Exercise → Return every line of the data below exactly, but do not include the images.
+++
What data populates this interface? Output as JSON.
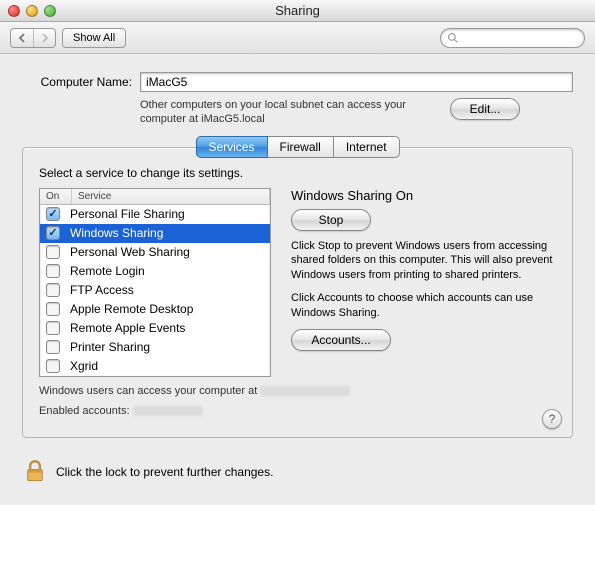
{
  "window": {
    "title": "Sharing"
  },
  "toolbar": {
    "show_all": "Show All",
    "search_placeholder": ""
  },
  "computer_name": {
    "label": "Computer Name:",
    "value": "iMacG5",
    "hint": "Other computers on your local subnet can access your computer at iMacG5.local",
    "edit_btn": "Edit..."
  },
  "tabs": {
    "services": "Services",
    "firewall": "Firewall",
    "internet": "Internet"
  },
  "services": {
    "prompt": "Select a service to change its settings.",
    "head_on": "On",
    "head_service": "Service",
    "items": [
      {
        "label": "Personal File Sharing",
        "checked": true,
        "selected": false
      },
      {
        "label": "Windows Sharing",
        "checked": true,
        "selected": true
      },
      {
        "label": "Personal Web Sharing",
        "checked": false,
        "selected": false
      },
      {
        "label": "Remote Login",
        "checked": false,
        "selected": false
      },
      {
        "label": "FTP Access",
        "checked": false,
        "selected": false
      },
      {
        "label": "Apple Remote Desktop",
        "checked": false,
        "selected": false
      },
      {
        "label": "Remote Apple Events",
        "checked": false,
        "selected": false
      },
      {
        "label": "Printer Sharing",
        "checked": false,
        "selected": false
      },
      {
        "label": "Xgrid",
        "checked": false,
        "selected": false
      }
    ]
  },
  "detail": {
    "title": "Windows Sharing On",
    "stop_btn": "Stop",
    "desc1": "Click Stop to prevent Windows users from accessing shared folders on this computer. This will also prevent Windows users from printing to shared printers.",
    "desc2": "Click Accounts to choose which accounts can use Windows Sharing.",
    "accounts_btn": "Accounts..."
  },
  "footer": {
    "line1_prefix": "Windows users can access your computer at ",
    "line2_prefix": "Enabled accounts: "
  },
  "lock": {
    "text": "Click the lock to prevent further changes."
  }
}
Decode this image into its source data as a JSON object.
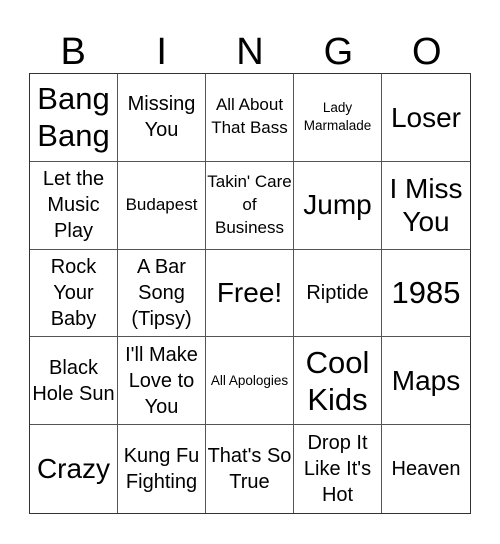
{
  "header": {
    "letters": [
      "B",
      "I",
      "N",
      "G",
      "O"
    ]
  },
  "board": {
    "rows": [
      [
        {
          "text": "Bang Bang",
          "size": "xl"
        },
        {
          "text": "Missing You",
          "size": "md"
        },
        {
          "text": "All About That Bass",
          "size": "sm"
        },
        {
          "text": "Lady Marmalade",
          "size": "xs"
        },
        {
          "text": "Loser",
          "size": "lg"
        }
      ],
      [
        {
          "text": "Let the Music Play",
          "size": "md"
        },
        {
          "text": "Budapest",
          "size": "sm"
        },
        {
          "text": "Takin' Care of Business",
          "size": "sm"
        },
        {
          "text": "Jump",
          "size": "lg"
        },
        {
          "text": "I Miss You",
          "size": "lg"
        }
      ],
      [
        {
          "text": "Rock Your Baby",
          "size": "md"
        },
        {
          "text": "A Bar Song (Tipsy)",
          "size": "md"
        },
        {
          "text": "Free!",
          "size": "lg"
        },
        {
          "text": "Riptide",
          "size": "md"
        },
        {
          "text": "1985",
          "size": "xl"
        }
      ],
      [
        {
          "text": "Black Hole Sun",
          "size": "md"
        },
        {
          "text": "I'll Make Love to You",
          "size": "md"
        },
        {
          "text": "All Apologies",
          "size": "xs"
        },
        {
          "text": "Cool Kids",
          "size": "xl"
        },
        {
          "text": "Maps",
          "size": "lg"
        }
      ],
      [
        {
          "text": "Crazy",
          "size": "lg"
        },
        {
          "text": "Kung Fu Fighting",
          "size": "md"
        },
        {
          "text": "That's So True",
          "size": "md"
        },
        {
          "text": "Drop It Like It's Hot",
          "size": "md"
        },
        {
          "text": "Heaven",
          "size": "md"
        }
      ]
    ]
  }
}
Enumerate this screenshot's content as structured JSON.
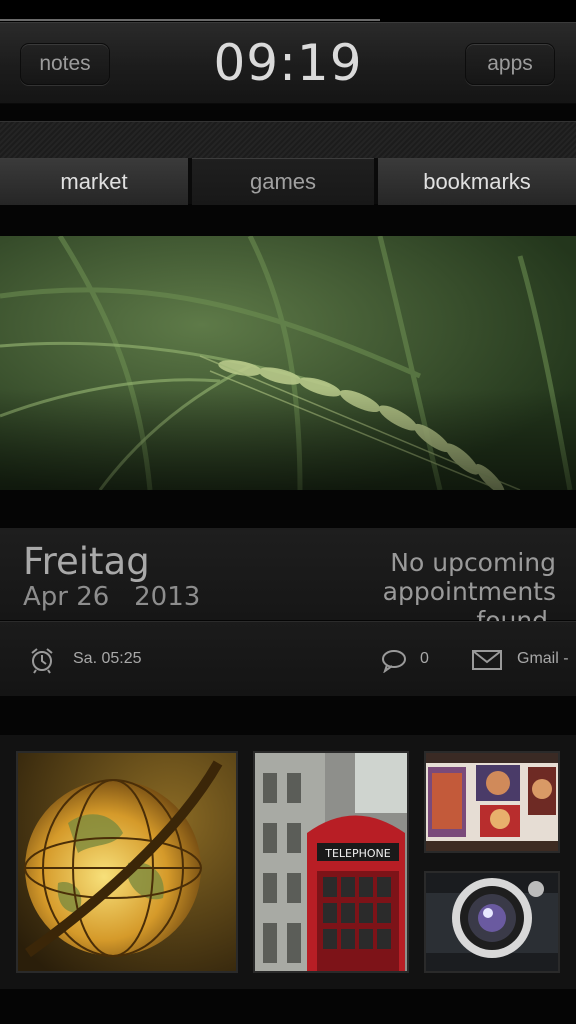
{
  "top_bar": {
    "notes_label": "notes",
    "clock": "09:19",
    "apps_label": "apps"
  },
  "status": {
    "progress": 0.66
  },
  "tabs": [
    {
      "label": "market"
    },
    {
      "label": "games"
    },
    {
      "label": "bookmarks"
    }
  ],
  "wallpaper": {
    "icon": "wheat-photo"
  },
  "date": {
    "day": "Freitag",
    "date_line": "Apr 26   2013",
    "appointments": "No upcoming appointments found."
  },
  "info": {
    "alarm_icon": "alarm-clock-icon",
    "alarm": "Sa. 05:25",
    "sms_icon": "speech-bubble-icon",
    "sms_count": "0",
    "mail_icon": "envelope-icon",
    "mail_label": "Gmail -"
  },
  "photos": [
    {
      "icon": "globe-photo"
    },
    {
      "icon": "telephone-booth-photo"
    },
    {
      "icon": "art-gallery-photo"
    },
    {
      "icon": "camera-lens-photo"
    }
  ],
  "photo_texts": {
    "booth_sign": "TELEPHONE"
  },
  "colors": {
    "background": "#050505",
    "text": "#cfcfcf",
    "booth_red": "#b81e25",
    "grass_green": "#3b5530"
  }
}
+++
Solution →
What data populates this interface? Output as JSON.
{
  "window": {
    "title": "Sharing"
  },
  "toolbar": {
    "show_all": "Show All",
    "search_placeholder": ""
  },
  "computer_name": {
    "label": "Computer Name:",
    "value": "iMacG5",
    "hint": "Other computers on your local subnet can access your computer at iMacG5.local",
    "edit_btn": "Edit..."
  },
  "tabs": {
    "services": "Services",
    "firewall": "Firewall",
    "internet": "Internet"
  },
  "services": {
    "prompt": "Select a service to change its settings.",
    "head_on": "On",
    "head_service": "Service",
    "items": [
      {
        "label": "Personal File Sharing",
        "checked": true,
        "selected": false
      },
      {
        "label": "Windows Sharing",
        "checked": true,
        "selected": true
      },
      {
        "label": "Personal Web Sharing",
        "checked": false,
        "selected": false
      },
      {
        "label": "Remote Login",
        "checked": false,
        "selected": false
      },
      {
        "label": "FTP Access",
        "checked": false,
        "selected": false
      },
      {
        "label": "Apple Remote Desktop",
        "checked": false,
        "selected": false
      },
      {
        "label": "Remote Apple Events",
        "checked": false,
        "selected": false
      },
      {
        "label": "Printer Sharing",
        "checked": false,
        "selected": false
      },
      {
        "label": "Xgrid",
        "checked": false,
        "selected": false
      }
    ]
  },
  "detail": {
    "title": "Windows Sharing On",
    "stop_btn": "Stop",
    "desc1": "Click Stop to prevent Windows users from accessing shared folders on this computer. This will also prevent Windows users from printing to shared printers.",
    "desc2": "Click Accounts to choose which accounts can use Windows Sharing.",
    "accounts_btn": "Accounts..."
  },
  "footer": {
    "line1_prefix": "Windows users can access your computer at ",
    "line2_prefix": "Enabled accounts: "
  },
  "lock": {
    "text": "Click the lock to prevent further changes."
  }
}
Decode this image into its source data as a JSON object.
{
  "header": {
    "letters": [
      "B",
      "I",
      "N",
      "G",
      "O"
    ]
  },
  "board": {
    "rows": [
      [
        {
          "text": "Bang Bang",
          "size": "xl"
        },
        {
          "text": "Missing You",
          "size": "md"
        },
        {
          "text": "All About That Bass",
          "size": "sm"
        },
        {
          "text": "Lady Marmalade",
          "size": "xs"
        },
        {
          "text": "Loser",
          "size": "lg"
        }
      ],
      [
        {
          "text": "Let the Music Play",
          "size": "md"
        },
        {
          "text": "Budapest",
          "size": "sm"
        },
        {
          "text": "Takin' Care of Business",
          "size": "sm"
        },
        {
          "text": "Jump",
          "size": "lg"
        },
        {
          "text": "I Miss You",
          "size": "lg"
        }
      ],
      [
        {
          "text": "Rock Your Baby",
          "size": "md"
        },
        {
          "text": "A Bar Song (Tipsy)",
          "size": "md"
        },
        {
          "text": "Free!",
          "size": "lg"
        },
        {
          "text": "Riptide",
          "size": "md"
        },
        {
          "text": "1985",
          "size": "xl"
        }
      ],
      [
        {
          "text": "Black Hole Sun",
          "size": "md"
        },
        {
          "text": "I'll Make Love to You",
          "size": "md"
        },
        {
          "text": "All Apologies",
          "size": "xs"
        },
        {
          "text": "Cool Kids",
          "size": "xl"
        },
        {
          "text": "Maps",
          "size": "lg"
        }
      ],
      [
        {
          "text": "Crazy",
          "size": "lg"
        },
        {
          "text": "Kung Fu Fighting",
          "size": "md"
        },
        {
          "text": "That's So True",
          "size": "md"
        },
        {
          "text": "Drop It Like It's Hot",
          "size": "md"
        },
        {
          "text": "Heaven",
          "size": "md"
        }
      ]
    ]
  }
}
Enumerate this screenshot's content as structured JSON.
{
  "top_bar": {
    "notes_label": "notes",
    "clock": "09:19",
    "apps_label": "apps"
  },
  "status": {
    "progress": 0.66
  },
  "tabs": [
    {
      "label": "market"
    },
    {
      "label": "games"
    },
    {
      "label": "bookmarks"
    }
  ],
  "wallpaper": {
    "icon": "wheat-photo"
  },
  "date": {
    "day": "Freitag",
    "date_line": "Apr 26   2013",
    "appointments": "No upcoming appointments found."
  },
  "info": {
    "alarm_icon": "alarm-clock-icon",
    "alarm": "Sa. 05:25",
    "sms_icon": "speech-bubble-icon",
    "sms_count": "0",
    "mail_icon": "envelope-icon",
    "mail_label": "Gmail -"
  },
  "photos": [
    {
      "icon": "globe-photo"
    },
    {
      "icon": "telephone-booth-photo"
    },
    {
      "icon": "art-gallery-photo"
    },
    {
      "icon": "camera-lens-photo"
    }
  ],
  "photo_texts": {
    "booth_sign": "TELEPHONE"
  },
  "colors": {
    "background": "#050505",
    "text": "#cfcfcf",
    "booth_red": "#b81e25",
    "grass_green": "#3b5530"
  }
}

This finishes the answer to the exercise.